(C) A. Lopez


(C) A. Lopez

This cat is seen by very few people.  It has the ability to blend  into the rock vastness it inhabits.  Its body is structured to live among the rugged mountains and harsh weather climate where it makes its home.  It has a long flexible body to allow movement up and down steep slopes. It has large forepaws (which acts as snowshoes on snow and ice),  short forelimbs,  well developed chest muscles, and a three foot tail (for balance).  This tail is almost the full length of it its body.  It is one of the most beautiful cats with gray-green eyes and long, thick, smoke-gray fur.  This fur is patterned with large, dark rosettes and spots and it protects the big cat from wind, rain, and snow.  It is slightly smaller then the common leopard and has a small head, high forehead, and short, rounded ears. These ears are small and they prevent  heat loss. They weigh 60 to 165 pounds.  Including the tail, they can reach up to seven  feet long. These cats do not roar.  They make a high-pitched yowl  as they mark their territories.



(C) A. Lopez

This beautiful cat lives from Hindu Kush mountains of Afghanistan into Pakistan.  It also is found along the Karakorum Range and Pamir Range to the Tien Shen, Altay, and Syan ranges along the border of China, the USSR, and the Mongolian People's Republic .  They also inhabit southward through Qinghai, Gansu, and the Sichuan provinces of China, Nepal, and India. They are usually found above 9,800 feet and can live as high up as 19,700 feet.  They are most closely associated with steep-rugged terrain at high elevations.  Snow leopards also live in the Alpine meadows, Alpine scrub,  and higher altitude forests.  During winter,  it may descend to lower elevations but then move back up to the steepest and most remote terrain in the summer.  They do seem to have a preference for traveling along river cliffs or bluffs or other landscape edges. They also seem to rest at these places  as well.  They are most active early in the  mornings or  late afternoons or evenings.  In places where they are most persecuted for their pelts,  they are nocturnal animals.  Their  home ranges are from 4.5  to  15 square miles.  Males and females have ranges that seem to overlap each other.    




These cats have a social marking system of scrapes,  rock scenting, and placement of other signs that tell others their age, sex, and reproductive status. This enables these animals to share its habitat's resources without conflict and to avoid contact with each other.  These are solitary animals, but  they  have been seen in small groups together.   For these,  it had never been determined  whether this was a mother with almost grown cubs or not........

 Females have a gestation period of 90 to 100 days. They give birth to 2 to 3 cubs usually in the months April to June.  They first start to eat solid foods at  two months and start following their mother during hunts at three months. They probably stay with her until two years of age.

(C) A. Lopez

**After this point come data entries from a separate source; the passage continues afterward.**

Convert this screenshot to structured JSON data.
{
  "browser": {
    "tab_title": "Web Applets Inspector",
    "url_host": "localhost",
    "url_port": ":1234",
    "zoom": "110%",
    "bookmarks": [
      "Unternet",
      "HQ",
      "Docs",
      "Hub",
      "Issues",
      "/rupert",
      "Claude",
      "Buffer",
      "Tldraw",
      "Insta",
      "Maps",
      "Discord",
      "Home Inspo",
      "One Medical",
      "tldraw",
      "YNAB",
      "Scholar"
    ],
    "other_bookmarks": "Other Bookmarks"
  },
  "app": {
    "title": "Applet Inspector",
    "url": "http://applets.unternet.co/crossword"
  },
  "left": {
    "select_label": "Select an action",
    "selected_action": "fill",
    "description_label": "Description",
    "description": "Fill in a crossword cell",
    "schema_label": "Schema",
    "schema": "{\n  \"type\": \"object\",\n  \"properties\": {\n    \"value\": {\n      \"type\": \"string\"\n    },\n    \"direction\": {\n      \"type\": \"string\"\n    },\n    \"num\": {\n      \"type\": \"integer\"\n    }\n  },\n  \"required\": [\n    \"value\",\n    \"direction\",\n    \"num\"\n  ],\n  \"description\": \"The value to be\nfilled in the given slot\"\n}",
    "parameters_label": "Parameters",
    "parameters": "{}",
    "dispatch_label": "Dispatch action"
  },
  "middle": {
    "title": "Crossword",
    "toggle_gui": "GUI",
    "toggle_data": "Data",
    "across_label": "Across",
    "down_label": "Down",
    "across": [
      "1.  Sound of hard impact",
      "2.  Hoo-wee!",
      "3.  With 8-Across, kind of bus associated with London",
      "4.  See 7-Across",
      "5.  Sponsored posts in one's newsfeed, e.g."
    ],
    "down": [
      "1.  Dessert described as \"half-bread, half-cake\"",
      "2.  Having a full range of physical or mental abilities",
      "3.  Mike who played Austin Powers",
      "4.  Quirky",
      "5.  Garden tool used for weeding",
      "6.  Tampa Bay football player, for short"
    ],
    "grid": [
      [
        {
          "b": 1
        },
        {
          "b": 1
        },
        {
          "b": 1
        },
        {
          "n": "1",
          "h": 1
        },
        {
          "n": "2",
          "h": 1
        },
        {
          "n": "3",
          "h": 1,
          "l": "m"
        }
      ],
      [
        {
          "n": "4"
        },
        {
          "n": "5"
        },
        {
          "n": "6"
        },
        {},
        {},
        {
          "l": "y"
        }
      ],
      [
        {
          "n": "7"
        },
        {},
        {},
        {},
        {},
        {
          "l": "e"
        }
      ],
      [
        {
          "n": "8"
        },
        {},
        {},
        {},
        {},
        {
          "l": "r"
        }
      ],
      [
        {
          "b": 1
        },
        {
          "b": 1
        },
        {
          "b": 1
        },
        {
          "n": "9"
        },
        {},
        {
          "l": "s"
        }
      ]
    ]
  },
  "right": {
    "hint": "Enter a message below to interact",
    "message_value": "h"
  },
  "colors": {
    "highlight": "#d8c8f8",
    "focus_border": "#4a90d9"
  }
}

This cat is a powerful predator.  It uses the stalk-and-ambush method of hunting to capture its prey.  Their favorite food seems to be the "blue sheep (bharal)."   They also prey on the ibex, marmots,  musk deer,  hare,  birds,  and sometimes even on domestic sheep or goats. They are also opportunistic predators feeding off of yak, etc.  For lower altitudes, they prey on marmots and birds.  For higher altitudes, they prey on the wild goats.  These cats have even been seen eating willow twigs and other vegetation!



(C) A. Lopez

These animals are thinly spread over a very large area due to poaching and farming.  Their numbers are unknown but in certain parts of their home range,  they have become very rare.  They are protected in certain areas, but their terrain makes it difficult to enforce these policies.  They are still hunted because of their beautiful coats and because they  sometimes prey on domestic livestock.   In some areas, the poaching is on the increase.  One snow leopard skin is worth more then what a farmer can make in a year.   Also, they are losing their habitat due to livestock grazing,  farming, or  firewood collection.   I have heard that it takes  16  snow leopards to make just one coat!  There may be only from 2,000 to 4,000 snow leopards left in the wild.... Nobody really knows how many snow leopards are left.  These are beautiful animals and they are the top of the food chain in their areas.   In killing them,  we not only kill a beautiful creature but also upset the ecology  of their surrounding environment.....

This big cat is also called Sabu by Tibetian villagers and Ounce.



Lumpkin, Susan and Seidensticker, John. 1991. Great Cats Majestic Creatures of the Wild. Rodale Press, Pa. Pgs 37, 124, 125, and 127.

Sleeper, Barbara. 1995. Wild Cats of the World. Crown Publishers, NY. Pg  92.


(C) A. Lopez


(C) A. Lopez

(C) A. Lopez






My pictures are copyright.  Please contact me if you want to use.